A recent poll reveals that a majority of American shoppers do not feel the need to change their shopping habits following a series of data breaches that have rocked retail giants including Target, Neiman Marcus, and Michaels.Of the 1,060 adults interviewed between January 17 and January 21, more than half of the poll’s respondents answered they have not checked their credit reports (57-41), changed their passwords on some of the affected retailers’ websites (66-33), or signed up for credit monitoring services (80-18).
These findings, which were collected by the AP-GfK poll, seem to suggest that the American public considers data breaches a regular part of life and therefore feels no need to alter its shopping behavior.
That, or Americans feel no desire to do so—even though they should.
Later in the same poll, 88 percent of respondents answered that it is retailers’ responsibility to protect their data, as compared to 37 percent who said that some responsibility rests with consumers.
Perhaps they are right. After all, a survey conducted by Cisco revealed that of 30 different networks of companies that are in the Fortune 500 list, all of them were transmitting information to at least one website that hosts malware. The implications of this revelation are terrifying to imagine. In the very least, they point to the fact that most if not all American businesses have a serious cyber security problem.
To their credit, U.S. retail companies and corporations are not unaware of this problem. They have read about the lawsuits others have faced following serious data breaches. As a result, many companies are today appealing to Washington for help. Specifically, they are asking Congress to create a unified standard by which they would notify customers that their information had been breached. Advocates support this measure largely because of what they see as failings in the current privacy law arena: 46 states have different privacy breach notification laws, which make compromises like Target’s all but impossible to address.

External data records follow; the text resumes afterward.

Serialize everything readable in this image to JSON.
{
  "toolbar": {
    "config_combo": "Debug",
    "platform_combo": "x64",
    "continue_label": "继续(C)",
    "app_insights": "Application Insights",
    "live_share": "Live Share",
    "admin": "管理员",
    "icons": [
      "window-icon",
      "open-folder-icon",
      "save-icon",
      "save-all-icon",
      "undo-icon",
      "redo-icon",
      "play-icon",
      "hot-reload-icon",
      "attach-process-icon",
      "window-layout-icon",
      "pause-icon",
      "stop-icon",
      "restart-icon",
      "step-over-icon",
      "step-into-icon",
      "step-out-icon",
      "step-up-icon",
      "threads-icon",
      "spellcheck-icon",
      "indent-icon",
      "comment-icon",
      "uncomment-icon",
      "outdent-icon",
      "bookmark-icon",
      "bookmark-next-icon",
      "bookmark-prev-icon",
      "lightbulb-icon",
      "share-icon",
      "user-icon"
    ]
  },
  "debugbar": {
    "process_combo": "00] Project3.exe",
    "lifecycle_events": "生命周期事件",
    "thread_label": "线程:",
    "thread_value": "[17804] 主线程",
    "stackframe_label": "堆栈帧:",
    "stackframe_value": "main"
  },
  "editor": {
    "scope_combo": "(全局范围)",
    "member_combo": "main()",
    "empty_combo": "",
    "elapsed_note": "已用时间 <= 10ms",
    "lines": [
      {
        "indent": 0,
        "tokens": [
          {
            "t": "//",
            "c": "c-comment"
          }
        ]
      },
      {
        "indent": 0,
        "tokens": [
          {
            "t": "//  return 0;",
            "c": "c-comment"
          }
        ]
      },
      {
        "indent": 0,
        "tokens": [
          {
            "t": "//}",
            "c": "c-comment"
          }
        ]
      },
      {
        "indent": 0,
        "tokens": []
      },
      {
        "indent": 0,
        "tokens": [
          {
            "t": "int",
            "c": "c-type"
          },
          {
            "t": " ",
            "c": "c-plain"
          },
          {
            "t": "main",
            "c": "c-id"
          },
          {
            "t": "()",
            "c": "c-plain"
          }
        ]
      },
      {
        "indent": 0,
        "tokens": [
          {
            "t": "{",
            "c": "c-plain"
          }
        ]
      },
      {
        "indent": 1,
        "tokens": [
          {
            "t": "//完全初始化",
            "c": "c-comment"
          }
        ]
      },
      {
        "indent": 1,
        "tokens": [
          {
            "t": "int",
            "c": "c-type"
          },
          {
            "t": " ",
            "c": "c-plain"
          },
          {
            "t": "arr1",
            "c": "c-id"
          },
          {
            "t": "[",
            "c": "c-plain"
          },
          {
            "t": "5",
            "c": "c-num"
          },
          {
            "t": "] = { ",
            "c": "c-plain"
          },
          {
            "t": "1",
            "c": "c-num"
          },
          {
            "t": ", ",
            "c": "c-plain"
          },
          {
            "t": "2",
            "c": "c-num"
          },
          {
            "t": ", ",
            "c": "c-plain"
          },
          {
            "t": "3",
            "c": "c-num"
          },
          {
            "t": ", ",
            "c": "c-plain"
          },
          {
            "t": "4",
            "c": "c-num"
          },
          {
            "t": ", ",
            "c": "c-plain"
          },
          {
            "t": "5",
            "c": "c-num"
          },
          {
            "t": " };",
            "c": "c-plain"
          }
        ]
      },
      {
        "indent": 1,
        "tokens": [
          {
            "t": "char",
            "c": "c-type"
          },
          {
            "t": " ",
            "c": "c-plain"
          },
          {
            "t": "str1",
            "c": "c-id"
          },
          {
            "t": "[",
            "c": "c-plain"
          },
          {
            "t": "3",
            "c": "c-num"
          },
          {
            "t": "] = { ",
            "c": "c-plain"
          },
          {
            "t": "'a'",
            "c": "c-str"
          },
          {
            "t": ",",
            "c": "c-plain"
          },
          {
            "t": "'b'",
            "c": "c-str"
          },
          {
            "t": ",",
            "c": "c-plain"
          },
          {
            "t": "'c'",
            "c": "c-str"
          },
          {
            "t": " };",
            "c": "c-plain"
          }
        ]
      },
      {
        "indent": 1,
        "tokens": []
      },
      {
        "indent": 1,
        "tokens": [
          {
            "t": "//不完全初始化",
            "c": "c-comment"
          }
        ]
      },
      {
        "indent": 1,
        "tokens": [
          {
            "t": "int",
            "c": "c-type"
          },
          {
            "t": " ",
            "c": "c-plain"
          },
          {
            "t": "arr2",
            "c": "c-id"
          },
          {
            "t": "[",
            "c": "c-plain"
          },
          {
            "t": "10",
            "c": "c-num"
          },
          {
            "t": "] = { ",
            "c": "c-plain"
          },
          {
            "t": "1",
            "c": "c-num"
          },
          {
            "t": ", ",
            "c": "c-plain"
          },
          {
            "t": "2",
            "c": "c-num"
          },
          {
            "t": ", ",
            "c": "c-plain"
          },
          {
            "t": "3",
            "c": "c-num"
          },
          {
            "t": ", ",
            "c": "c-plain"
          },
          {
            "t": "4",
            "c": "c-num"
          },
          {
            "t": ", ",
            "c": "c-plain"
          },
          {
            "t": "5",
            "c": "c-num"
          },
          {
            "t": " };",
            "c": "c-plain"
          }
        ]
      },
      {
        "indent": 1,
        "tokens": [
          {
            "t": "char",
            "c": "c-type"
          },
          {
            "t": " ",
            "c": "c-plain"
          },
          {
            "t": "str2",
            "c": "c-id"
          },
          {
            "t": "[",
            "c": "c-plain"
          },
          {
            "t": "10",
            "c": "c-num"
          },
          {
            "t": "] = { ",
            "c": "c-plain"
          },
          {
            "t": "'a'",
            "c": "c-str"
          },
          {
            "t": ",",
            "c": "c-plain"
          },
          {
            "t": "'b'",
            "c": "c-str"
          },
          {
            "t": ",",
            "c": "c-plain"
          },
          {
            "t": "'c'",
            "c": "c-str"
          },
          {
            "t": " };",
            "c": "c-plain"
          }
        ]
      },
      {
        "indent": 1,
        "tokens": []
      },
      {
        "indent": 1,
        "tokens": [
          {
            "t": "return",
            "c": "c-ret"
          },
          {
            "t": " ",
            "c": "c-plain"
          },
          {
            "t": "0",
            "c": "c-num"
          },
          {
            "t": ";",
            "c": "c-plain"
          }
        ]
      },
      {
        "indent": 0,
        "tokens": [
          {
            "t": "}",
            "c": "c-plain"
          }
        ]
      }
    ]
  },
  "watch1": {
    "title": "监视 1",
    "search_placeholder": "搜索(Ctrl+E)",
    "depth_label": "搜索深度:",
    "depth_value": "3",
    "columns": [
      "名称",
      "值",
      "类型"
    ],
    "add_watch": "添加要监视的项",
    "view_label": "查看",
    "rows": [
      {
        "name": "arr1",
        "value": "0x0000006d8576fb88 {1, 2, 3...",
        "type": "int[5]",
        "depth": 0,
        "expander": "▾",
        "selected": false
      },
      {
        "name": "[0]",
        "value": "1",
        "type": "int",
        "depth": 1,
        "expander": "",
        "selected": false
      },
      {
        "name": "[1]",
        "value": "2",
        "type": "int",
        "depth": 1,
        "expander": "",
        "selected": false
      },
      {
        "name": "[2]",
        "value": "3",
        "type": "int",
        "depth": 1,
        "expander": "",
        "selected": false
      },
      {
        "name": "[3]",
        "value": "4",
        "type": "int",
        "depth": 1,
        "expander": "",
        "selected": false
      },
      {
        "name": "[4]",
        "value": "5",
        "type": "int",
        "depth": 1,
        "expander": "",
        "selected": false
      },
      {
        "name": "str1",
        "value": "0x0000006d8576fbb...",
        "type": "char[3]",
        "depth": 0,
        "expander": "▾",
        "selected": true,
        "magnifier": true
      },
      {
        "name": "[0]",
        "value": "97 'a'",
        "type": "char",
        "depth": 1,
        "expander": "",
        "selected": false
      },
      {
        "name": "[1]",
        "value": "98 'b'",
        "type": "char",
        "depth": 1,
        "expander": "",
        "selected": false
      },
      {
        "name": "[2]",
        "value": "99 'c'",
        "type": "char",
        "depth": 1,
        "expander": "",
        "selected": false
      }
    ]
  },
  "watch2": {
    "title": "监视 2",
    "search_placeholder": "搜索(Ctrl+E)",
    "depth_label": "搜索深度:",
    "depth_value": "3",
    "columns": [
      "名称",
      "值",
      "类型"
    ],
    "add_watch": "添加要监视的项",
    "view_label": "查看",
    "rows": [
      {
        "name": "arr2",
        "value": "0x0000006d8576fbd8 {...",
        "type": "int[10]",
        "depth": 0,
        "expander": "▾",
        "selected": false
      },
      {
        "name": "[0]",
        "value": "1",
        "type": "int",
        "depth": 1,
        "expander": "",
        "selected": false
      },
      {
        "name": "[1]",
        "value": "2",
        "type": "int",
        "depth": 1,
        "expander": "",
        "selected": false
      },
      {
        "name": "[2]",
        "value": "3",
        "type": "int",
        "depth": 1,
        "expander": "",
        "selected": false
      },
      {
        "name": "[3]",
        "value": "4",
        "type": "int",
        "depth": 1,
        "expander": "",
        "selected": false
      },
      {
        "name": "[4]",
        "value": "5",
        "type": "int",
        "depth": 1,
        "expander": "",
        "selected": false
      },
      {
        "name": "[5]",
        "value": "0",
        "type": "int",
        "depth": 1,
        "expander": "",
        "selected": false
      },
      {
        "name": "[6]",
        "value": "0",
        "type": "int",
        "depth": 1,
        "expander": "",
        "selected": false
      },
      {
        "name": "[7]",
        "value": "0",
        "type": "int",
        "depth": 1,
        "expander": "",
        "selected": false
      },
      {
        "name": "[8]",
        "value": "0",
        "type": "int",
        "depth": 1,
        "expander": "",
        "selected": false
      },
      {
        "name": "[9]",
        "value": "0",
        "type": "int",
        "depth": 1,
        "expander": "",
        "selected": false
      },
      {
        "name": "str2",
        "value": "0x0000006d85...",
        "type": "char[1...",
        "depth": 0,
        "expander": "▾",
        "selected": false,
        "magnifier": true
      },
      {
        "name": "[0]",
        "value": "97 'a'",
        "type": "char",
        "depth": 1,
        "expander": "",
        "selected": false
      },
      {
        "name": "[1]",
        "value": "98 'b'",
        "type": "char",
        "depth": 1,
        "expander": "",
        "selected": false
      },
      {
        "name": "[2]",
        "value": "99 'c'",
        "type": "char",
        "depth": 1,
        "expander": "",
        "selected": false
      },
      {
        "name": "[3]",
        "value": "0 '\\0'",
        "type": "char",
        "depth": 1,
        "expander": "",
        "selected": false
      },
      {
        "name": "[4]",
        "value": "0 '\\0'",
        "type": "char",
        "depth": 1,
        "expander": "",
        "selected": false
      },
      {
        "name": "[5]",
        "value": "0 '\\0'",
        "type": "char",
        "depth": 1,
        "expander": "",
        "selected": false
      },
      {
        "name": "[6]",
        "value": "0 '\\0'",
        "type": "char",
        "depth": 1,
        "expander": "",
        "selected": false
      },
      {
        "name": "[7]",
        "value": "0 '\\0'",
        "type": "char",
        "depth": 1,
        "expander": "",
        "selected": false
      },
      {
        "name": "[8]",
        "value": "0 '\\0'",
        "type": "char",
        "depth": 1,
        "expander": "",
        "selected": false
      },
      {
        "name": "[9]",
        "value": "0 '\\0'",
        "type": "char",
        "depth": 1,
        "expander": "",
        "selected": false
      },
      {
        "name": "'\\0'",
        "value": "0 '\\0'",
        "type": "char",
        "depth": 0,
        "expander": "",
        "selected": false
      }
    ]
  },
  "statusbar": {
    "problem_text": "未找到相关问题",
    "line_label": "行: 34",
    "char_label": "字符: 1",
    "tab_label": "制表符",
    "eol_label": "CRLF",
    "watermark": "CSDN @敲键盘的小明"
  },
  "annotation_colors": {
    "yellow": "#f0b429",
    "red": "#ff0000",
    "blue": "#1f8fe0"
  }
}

Or perhaps Americans feel a lack of responsibility for their data’s security because they are actually concerned about something else.
The AP-GfK poll revealed another finding: 60 percent of Americans are more worried about protecting their privacy than they are about the government safeguarding them against terrorism, including via cyber security measures.
This presents an interesting paradox. Americans want their data kept safe, but they want nothing to do—and even disagree—with the processes and measures designed to do so. Clearly, there is a significant disconnect in the way in which the American public conceptualizes cyber security.
The poll supports the view that Americans are resisting becoming implicated in the processes designed to keep data safe. But as the true extent of Target’s breach becomes known, perhaps U.S. businesses, Congress, and most importantly the American people will begin to appreciate the scale of the cyber security problem—and what they must do to address it.
David Bisson |
Bio: David is currently a senior at Bard College, where he is studying Political Studies and writing his senior thesis on cyberwar and cross-domain escalation. He also works at the Hannah Arendt Center for Politics and Humanities at Bard College as an Outreach intern. Post-graduation, David would like to leverage his extensive journalism experience as well as his interest in computer coding and social media to pursue a career in cyber security, both its practice and policy.